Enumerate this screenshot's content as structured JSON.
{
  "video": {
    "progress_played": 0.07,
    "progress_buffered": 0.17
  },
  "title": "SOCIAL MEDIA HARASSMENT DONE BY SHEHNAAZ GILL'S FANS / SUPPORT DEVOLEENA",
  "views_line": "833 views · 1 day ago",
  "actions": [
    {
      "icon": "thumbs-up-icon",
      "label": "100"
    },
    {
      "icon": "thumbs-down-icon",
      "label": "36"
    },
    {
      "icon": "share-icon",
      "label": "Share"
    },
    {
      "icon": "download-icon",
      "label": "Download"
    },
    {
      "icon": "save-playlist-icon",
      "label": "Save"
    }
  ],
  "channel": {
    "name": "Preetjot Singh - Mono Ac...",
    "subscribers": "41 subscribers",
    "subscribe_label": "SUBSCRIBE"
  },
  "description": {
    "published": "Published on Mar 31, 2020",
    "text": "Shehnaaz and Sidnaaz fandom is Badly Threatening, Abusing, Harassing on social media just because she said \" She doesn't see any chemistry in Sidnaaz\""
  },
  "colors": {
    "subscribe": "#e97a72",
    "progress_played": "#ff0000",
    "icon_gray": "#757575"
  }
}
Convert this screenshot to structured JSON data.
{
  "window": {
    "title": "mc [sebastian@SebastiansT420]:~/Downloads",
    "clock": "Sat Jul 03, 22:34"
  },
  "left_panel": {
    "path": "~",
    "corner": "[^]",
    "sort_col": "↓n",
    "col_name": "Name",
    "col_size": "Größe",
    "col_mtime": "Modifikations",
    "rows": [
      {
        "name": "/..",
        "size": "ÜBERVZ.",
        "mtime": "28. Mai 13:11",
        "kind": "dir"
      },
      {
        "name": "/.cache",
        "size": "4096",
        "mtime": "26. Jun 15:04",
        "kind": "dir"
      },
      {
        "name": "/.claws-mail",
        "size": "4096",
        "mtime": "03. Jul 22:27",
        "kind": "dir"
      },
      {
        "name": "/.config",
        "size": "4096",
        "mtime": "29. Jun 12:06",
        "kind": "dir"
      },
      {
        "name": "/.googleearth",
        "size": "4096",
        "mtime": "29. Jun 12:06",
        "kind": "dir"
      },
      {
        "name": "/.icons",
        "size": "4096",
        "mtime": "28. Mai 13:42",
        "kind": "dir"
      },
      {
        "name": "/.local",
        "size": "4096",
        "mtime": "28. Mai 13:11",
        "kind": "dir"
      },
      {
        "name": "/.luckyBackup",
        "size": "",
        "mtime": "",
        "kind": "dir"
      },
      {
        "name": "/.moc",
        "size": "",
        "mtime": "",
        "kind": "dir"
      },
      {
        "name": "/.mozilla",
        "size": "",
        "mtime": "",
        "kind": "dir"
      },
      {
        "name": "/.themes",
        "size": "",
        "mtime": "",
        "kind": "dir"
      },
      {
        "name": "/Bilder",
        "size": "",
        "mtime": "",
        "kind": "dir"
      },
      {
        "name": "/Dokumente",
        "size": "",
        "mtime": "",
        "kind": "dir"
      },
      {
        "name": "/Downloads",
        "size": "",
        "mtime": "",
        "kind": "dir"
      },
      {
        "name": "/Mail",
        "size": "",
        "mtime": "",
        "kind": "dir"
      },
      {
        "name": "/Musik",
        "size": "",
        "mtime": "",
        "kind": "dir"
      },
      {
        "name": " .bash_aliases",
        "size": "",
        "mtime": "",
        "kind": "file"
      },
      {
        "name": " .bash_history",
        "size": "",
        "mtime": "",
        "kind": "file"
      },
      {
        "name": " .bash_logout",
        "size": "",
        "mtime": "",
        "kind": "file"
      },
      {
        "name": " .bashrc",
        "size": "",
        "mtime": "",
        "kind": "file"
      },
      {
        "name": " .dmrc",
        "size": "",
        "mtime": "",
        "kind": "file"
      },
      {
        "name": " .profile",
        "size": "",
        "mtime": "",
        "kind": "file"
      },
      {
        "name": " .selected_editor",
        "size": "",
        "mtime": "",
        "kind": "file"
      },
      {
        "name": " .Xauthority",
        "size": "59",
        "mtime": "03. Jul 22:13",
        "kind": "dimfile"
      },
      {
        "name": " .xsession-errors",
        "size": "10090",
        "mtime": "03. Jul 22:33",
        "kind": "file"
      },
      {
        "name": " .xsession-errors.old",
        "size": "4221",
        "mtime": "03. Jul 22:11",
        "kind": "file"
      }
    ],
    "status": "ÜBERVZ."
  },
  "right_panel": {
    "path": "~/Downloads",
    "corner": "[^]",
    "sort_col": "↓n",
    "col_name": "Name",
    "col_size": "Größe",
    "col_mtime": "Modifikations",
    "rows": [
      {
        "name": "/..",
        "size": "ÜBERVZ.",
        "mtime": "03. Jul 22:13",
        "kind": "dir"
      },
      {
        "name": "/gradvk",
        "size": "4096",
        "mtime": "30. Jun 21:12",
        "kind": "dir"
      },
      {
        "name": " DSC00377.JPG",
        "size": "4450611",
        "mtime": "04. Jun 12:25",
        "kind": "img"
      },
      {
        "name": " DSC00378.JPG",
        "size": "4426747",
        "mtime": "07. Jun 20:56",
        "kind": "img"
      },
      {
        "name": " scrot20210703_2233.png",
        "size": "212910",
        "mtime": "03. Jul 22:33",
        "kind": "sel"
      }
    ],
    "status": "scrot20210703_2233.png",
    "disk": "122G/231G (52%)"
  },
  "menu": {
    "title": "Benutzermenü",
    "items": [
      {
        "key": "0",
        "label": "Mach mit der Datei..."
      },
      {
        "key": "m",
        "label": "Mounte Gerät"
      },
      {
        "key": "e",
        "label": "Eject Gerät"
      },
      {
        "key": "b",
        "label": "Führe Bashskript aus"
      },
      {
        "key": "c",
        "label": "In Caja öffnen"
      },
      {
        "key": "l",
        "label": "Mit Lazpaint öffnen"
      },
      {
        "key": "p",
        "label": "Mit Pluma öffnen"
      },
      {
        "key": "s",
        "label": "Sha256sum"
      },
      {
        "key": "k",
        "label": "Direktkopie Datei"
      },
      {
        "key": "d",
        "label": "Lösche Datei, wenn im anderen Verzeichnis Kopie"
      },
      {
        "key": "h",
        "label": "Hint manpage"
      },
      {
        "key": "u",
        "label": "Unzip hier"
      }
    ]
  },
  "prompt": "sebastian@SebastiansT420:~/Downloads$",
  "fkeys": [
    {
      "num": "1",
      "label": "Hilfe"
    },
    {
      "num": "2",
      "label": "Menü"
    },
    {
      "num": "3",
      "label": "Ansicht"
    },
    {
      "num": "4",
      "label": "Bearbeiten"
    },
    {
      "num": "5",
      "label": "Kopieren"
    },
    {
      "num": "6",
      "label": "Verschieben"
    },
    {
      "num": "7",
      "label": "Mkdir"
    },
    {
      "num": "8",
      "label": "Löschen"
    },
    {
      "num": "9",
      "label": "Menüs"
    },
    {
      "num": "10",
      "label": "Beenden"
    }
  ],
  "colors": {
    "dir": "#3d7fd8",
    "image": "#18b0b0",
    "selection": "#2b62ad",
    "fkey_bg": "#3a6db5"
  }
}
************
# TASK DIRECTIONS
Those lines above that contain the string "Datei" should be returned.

# TASK SOLUTION
        "label": "Mach mit der Datei..."
        "label": "Direktkopie Datei"
        "label": "Lösche Datei, wenn im anderen Verzeichnis Kopie"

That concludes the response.